### [Exercise description]
Return every entry exactly as written, with the pictures removed.

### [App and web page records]
◇ ◇ ◇ ◇

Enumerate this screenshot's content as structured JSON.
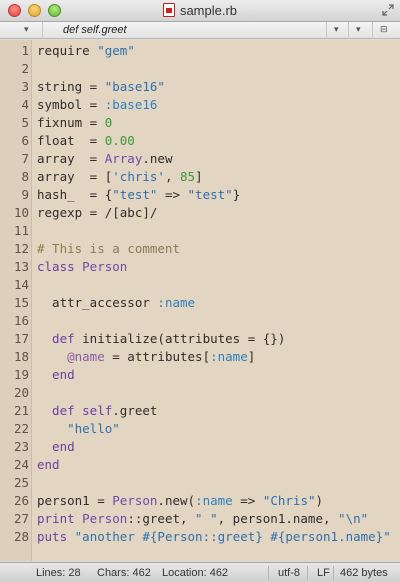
{
  "window": {
    "title": "sample.rb"
  },
  "function_bar": {
    "current_function": "def self.greet"
  },
  "editor": {
    "lines": [
      {
        "n": "1",
        "tokens": [
          {
            "t": "require ",
            "c": "plain"
          },
          {
            "t": "\"gem\"",
            "c": "str"
          }
        ]
      },
      {
        "n": "2",
        "tokens": []
      },
      {
        "n": "3",
        "tokens": [
          {
            "t": "string = ",
            "c": "plain"
          },
          {
            "t": "\"base16\"",
            "c": "str"
          }
        ]
      },
      {
        "n": "4",
        "tokens": [
          {
            "t": "symbol = ",
            "c": "plain"
          },
          {
            "t": ":base16",
            "c": "sym"
          }
        ]
      },
      {
        "n": "5",
        "tokens": [
          {
            "t": "fixnum = ",
            "c": "plain"
          },
          {
            "t": "0",
            "c": "num"
          }
        ]
      },
      {
        "n": "6",
        "tokens": [
          {
            "t": "float  = ",
            "c": "plain"
          },
          {
            "t": "0.00",
            "c": "num"
          }
        ]
      },
      {
        "n": "7",
        "tokens": [
          {
            "t": "array  = ",
            "c": "plain"
          },
          {
            "t": "Array",
            "c": "cls"
          },
          {
            "t": ".new",
            "c": "plain"
          }
        ]
      },
      {
        "n": "8",
        "tokens": [
          {
            "t": "array  = [",
            "c": "plain"
          },
          {
            "t": "'chris'",
            "c": "str"
          },
          {
            "t": ", ",
            "c": "plain"
          },
          {
            "t": "85",
            "c": "num"
          },
          {
            "t": "]",
            "c": "plain"
          }
        ]
      },
      {
        "n": "9",
        "tokens": [
          {
            "t": "hash_  = {",
            "c": "plain"
          },
          {
            "t": "\"test\"",
            "c": "str"
          },
          {
            "t": " => ",
            "c": "plain"
          },
          {
            "t": "\"test\"",
            "c": "str"
          },
          {
            "t": "}",
            "c": "plain"
          }
        ]
      },
      {
        "n": "10",
        "tokens": [
          {
            "t": "regexp = /[abc]/",
            "c": "plain"
          }
        ]
      },
      {
        "n": "11",
        "tokens": []
      },
      {
        "n": "12",
        "tokens": [
          {
            "t": "# This is a comment",
            "c": "com"
          }
        ]
      },
      {
        "n": "13",
        "tokens": [
          {
            "t": "class ",
            "c": "kw"
          },
          {
            "t": "Person",
            "c": "cls"
          }
        ]
      },
      {
        "n": "14",
        "tokens": []
      },
      {
        "n": "15",
        "tokens": [
          {
            "t": "  attr_accessor ",
            "c": "plain"
          },
          {
            "t": ":name",
            "c": "sym"
          }
        ]
      },
      {
        "n": "16",
        "tokens": []
      },
      {
        "n": "17",
        "tokens": [
          {
            "t": "  def ",
            "c": "kw"
          },
          {
            "t": "initialize(attributes = {})",
            "c": "plain"
          }
        ]
      },
      {
        "n": "18",
        "tokens": [
          {
            "t": "    @name",
            "c": "ivar"
          },
          {
            "t": " = attributes[",
            "c": "plain"
          },
          {
            "t": ":name",
            "c": "sym"
          },
          {
            "t": "]",
            "c": "plain"
          }
        ]
      },
      {
        "n": "19",
        "tokens": [
          {
            "t": "  end",
            "c": "kw"
          }
        ]
      },
      {
        "n": "20",
        "tokens": []
      },
      {
        "n": "21",
        "tokens": [
          {
            "t": "  def ",
            "c": "kw"
          },
          {
            "t": "self",
            "c": "kw"
          },
          {
            "t": ".greet",
            "c": "plain"
          }
        ]
      },
      {
        "n": "22",
        "tokens": [
          {
            "t": "    \"hello\"",
            "c": "str"
          }
        ]
      },
      {
        "n": "23",
        "tokens": [
          {
            "t": "  end",
            "c": "kw"
          }
        ]
      },
      {
        "n": "24",
        "tokens": [
          {
            "t": "end",
            "c": "kw"
          }
        ]
      },
      {
        "n": "25",
        "tokens": []
      },
      {
        "n": "26",
        "tokens": [
          {
            "t": "person1 = ",
            "c": "plain"
          },
          {
            "t": "Person",
            "c": "cls"
          },
          {
            "t": ".new(",
            "c": "plain"
          },
          {
            "t": ":name",
            "c": "sym"
          },
          {
            "t": " => ",
            "c": "plain"
          },
          {
            "t": "\"Chris\"",
            "c": "str"
          },
          {
            "t": ")",
            "c": "plain"
          }
        ]
      },
      {
        "n": "27",
        "tokens": [
          {
            "t": "print ",
            "c": "kw"
          },
          {
            "t": "Person",
            "c": "cls"
          },
          {
            "t": "::greet, ",
            "c": "plain"
          },
          {
            "t": "\" \"",
            "c": "str"
          },
          {
            "t": ", person1.name, ",
            "c": "plain"
          },
          {
            "t": "\"\\n\"",
            "c": "str"
          }
        ]
      },
      {
        "n": "28",
        "tokens": [
          {
            "t": "puts ",
            "c": "kw"
          },
          {
            "t": "\"another #{Person::greet} #{person1.name}\"",
            "c": "str"
          }
        ]
      }
    ]
  },
  "status": {
    "lines": "Lines: 28",
    "chars": "Chars: 462",
    "location": "Location: 462",
    "encoding": "utf-8",
    "line_endings": "LF",
    "size": "462 bytes"
  },
  "colors": {
    "editor_background": "#e2d6c3",
    "gutter_background": "#dccfbb",
    "keyword": "#6b3fa0",
    "string": "#2f6fae",
    "number": "#3b9a3b",
    "symbol": "#2f7fbf",
    "comment": "#8c7b55"
  }
}
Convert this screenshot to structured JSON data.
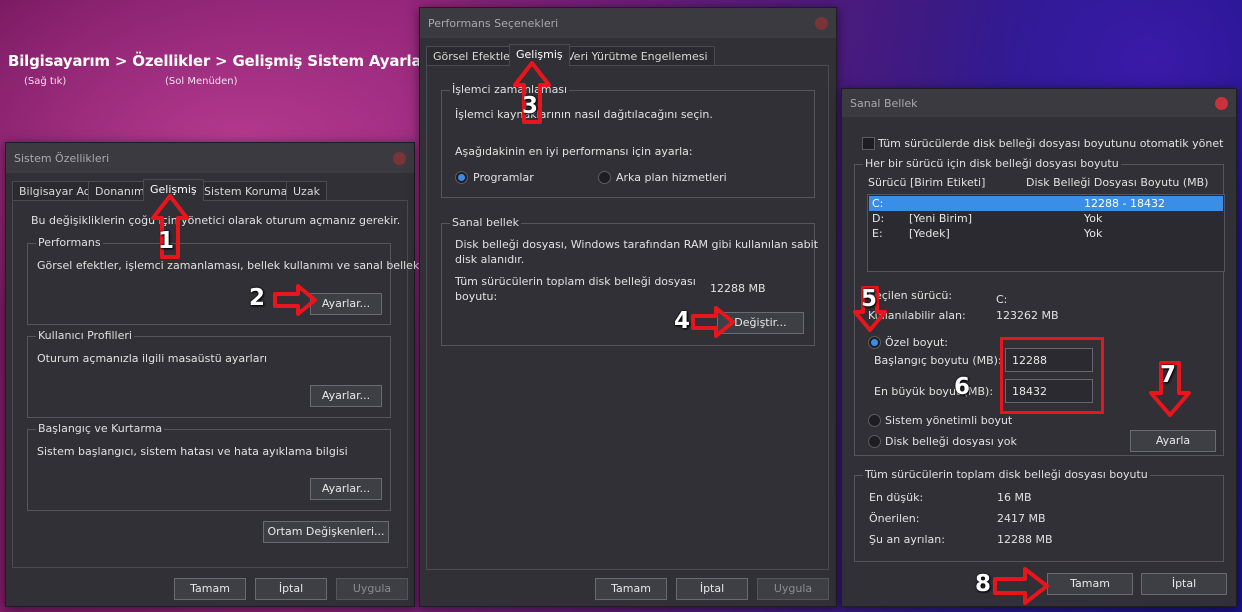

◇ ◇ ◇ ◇

### [Expected output]
Enumerate this screenshot's content as structured JSON.
{
  "window": {
    "title": "sample.rb"
  },
  "function_bar": {
    "current_function": "def self.greet"
  },
  "editor": {
    "lines": [
      {
        "n": "1",
        "tokens": [
          {
            "t": "require ",
            "c": "plain"
          },
          {
            "t": "\"gem\"",
            "c": "str"
          }
        ]
      },
      {
        "n": "2",
        "tokens": []
      },
      {
        "n": "3",
        "tokens": [
          {
            "t": "string = ",
            "c": "plain"
          },
          {
            "t": "\"base16\"",
            "c": "str"
          }
        ]
      },
      {
        "n": "4",
        "tokens": [
          {
            "t": "symbol = ",
            "c": "plain"
          },
          {
            "t": ":base16",
            "c": "sym"
          }
        ]
      },
      {
        "n": "5",
        "tokens": [
          {
            "t": "fixnum = ",
            "c": "plain"
          },
          {
            "t": "0",
            "c": "num"
          }
        ]
      },
      {
        "n": "6",
        "tokens": [
          {
            "t": "float  = ",
            "c": "plain"
          },
          {
            "t": "0.00",
            "c": "num"
          }
        ]
      },
      {
        "n": "7",
        "tokens": [
          {
            "t": "array  = ",
            "c": "plain"
          },
          {
            "t": "Array",
            "c": "cls"
          },
          {
            "t": ".new",
            "c": "plain"
          }
        ]
      },
      {
        "n": "8",
        "tokens": [
          {
            "t": "array  = [",
            "c": "plain"
          },
          {
            "t": "'chris'",
            "c": "str"
          },
          {
            "t": ", ",
            "c": "plain"
          },
          {
            "t": "85",
            "c": "num"
          },
          {
            "t": "]",
            "c": "plain"
          }
        ]
      },
      {
        "n": "9",
        "tokens": [
          {
            "t": "hash_  = {",
            "c": "plain"
          },
          {
            "t": "\"test\"",
            "c": "str"
          },
          {
            "t": " => ",
            "c": "plain"
          },
          {
            "t": "\"test\"",
            "c": "str"
          },
          {
            "t": "}",
            "c": "plain"
          }
        ]
      },
      {
        "n": "10",
        "tokens": [
          {
            "t": "regexp = /[abc]/",
            "c": "plain"
          }
        ]
      },
      {
        "n": "11",
        "tokens": []
      },
      {
        "n": "12",
        "tokens": [
          {
            "t": "# This is a comment",
            "c": "com"
          }
        ]
      },
      {
        "n": "13",
        "tokens": [
          {
            "t": "class ",
            "c": "kw"
          },
          {
            "t": "Person",
            "c": "cls"
          }
        ]
      },
      {
        "n": "14",
        "tokens": []
      },
      {
        "n": "15",
        "tokens": [
          {
            "t": "  attr_accessor ",
            "c": "plain"
          },
          {
            "t": ":name",
            "c": "sym"
          }
        ]
      },
      {
        "n": "16",
        "tokens": []
      },
      {
        "n": "17",
        "tokens": [
          {
            "t": "  def ",
            "c": "kw"
          },
          {
            "t": "initialize(attributes = {})",
            "c": "plain"
          }
        ]
      },
      {
        "n": "18",
        "tokens": [
          {
            "t": "    @name",
            "c": "ivar"
          },
          {
            "t": " = attributes[",
            "c": "plain"
          },
          {
            "t": ":name",
            "c": "sym"
          },
          {
            "t": "]",
            "c": "plain"
          }
        ]
      },
      {
        "n": "19",
        "tokens": [
          {
            "t": "  end",
            "c": "kw"
          }
        ]
      },
      {
        "n": "20",
        "tokens": []
      },
      {
        "n": "21",
        "tokens": [
          {
            "t": "  def ",
            "c": "kw"
          },
          {
            "t": "self",
            "c": "kw"
          },
          {
            "t": ".greet",
            "c": "plain"
          }
        ]
      },
      {
        "n": "22",
        "tokens": [
          {
            "t": "    \"hello\"",
            "c": "str"
          }
        ]
      },
      {
        "n": "23",
        "tokens": [
          {
            "t": "  end",
            "c": "kw"
          }
        ]
      },
      {
        "n": "24",
        "tokens": [
          {
            "t": "end",
            "c": "kw"
          }
        ]
      },
      {
        "n": "25",
        "tokens": []
      },
      {
        "n": "26",
        "tokens": [
          {
            "t": "person1 = ",
            "c": "plain"
          },
          {
            "t": "Person",
            "c": "cls"
          },
          {
            "t": ".new(",
            "c": "plain"
          },
          {
            "t": ":name",
            "c": "sym"
          },
          {
            "t": " => ",
            "c": "plain"
          },
          {
            "t": "\"Chris\"",
            "c": "str"
          },
          {
            "t": ")",
            "c": "plain"
          }
        ]
      },
      {
        "n": "27",
        "tokens": [
          {
            "t": "print ",
            "c": "kw"
          },
          {
            "t": "Person",
            "c": "cls"
          },
          {
            "t": "::greet, ",
            "c": "plain"
          },
          {
            "t": "\" \"",
            "c": "str"
          },
          {
            "t": ", person1.name, ",
            "c": "plain"
          },
          {
            "t": "\"\\n\"",
            "c": "str"
          }
        ]
      },
      {
        "n": "28",
        "tokens": [
          {
            "t": "puts ",
            "c": "kw"
          },
          {
            "t": "\"another #{Person::greet} #{person1.name}\"",
            "c": "str"
          }
        ]
      }
    ]
  },
  "status": {
    "lines": "Lines: 28",
    "chars": "Chars: 462",
    "location": "Location: 462",
    "encoding": "utf-8",
    "line_endings": "LF",
    "size": "462 bytes"
  },
  "colors": {
    "editor_background": "#e2d6c3",
    "gutter_background": "#dccfbb",
    "keyword": "#6b3fa0",
    "string": "#2f6fae",
    "number": "#3b9a3b",
    "symbol": "#2f7fbf",
    "comment": "#8c7b55"
  }
}
Convert this screenshot to structured JSON data.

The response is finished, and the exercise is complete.